Migrating existing workloads between clouds is a necessity for a large number of use cases, especially for user moving from traditional virtualization technologies like VMware vSphere or Microsoft System Center VMM to Azure / Azure Stack, OpenStack, Amazon AWS or Google Cloud. Furthermore, cloud to cloud migrations, like AWS to Azure are also a common requirement.
Project Coriolis™ addresses exactly those requirements, in particular migrating Linux (Ubuntu, Red Hat / CentOS, Oracle Linux, SUSE, Debian, Fedora) and Windows virtual machine, templates, storage and networking configurations.
There are some tricky scenarios where Coriolis excels: to begin with, virtual machines need to be moved between different hypervisors, which means including new operating system drivers and tools, for example cloud-init / cloudbase-init in the OpenStack use case, LIS kernel modules on Hyper-V and Azure and so on.

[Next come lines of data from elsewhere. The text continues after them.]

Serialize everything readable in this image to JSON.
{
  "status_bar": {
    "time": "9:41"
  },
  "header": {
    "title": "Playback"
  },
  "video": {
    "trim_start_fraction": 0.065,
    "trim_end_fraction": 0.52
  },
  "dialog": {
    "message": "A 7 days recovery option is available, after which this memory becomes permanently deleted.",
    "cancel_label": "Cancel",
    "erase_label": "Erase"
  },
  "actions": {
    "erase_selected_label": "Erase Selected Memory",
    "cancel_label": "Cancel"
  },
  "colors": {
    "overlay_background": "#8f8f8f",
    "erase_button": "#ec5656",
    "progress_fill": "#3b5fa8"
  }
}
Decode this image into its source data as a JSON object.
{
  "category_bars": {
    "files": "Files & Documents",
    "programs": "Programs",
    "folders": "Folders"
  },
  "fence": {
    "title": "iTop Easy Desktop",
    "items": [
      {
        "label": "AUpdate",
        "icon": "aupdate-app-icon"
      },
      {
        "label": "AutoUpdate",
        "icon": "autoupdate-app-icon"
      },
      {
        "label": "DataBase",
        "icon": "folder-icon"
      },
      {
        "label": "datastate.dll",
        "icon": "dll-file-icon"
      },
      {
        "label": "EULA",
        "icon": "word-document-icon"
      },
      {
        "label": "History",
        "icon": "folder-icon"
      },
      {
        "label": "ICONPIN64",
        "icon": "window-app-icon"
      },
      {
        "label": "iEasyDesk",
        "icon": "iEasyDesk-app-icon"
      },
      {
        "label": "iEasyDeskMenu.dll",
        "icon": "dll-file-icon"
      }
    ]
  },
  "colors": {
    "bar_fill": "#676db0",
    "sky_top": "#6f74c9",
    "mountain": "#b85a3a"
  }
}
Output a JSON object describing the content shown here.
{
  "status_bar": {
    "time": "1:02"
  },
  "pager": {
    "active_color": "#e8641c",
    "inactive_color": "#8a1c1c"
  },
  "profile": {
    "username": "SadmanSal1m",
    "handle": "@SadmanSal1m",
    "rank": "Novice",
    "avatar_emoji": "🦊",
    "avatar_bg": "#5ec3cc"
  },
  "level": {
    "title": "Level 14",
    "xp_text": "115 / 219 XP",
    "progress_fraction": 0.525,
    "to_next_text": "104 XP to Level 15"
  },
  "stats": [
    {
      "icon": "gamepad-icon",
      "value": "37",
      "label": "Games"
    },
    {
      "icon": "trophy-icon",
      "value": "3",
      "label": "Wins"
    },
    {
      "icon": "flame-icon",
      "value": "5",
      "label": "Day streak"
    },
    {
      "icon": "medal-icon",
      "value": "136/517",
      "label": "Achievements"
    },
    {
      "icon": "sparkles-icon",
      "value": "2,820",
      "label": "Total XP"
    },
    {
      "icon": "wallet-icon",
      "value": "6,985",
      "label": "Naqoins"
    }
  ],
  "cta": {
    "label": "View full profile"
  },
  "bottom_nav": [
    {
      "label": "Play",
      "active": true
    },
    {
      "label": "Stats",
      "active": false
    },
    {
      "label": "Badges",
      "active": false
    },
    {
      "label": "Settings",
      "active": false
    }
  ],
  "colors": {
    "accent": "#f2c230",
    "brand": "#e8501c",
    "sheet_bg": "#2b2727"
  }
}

The goal of this project is to make sure that the process is completely seamless for the user and Cloudbase Solutions has a large experience and track record in addressing those scenarios, so the next natural step was to ensure it can be fully automated!
Scalability and fault tolerance
What about having multiple tenants migrating hundreds of virtual machines in parallel? To address that, Coriolis is based on a microservices architecture with scalability and fault tolerance as a primary goal in mind.
Identity management is based on Keystone, to allow easy integration with OpenStack, Active Directory and Azure, offering easy project based multi-tenancy.
Last but not least, security plays an important role. Where do we store the secrets containing the credentials required to connect to a cloud in a secure way? For this we are primarily leveraging OpenStack’s Barbican project, Azure Key Vault or other market standard solutions thanks to a flexible interface.
We’re also leveraging lots of OpenStack Oslo components for most of the services, from the WSGI based APIs down to AMQP messaging.
Coriolis provides a simple and powerful REST API, that can be consumed with a web, command line or custom interface.
Additionally, Coriolis can allow hybrid scenarios where the target cloud is used for handling workload expansions on a public cloud while still maintaining an on-premise infrastructure.
Where can I learn more?
Command-line client tools are available on Pypi.
Here’s also a set of Youtube videos showing how to use Coriolis to migrate Windows Server, Ubuntu, RHEL, SUSE, CentOS and Debian virtual machines from VMware vSphere to OpenStack.
What about the name?
The Coriolis effect is a force that in meteorology affects the migration of air masses (and thus, clouds) forming the familiar rotating patterns visible in satellite images. Since this project is about cloud migrations, that’s how it started and the name stuck!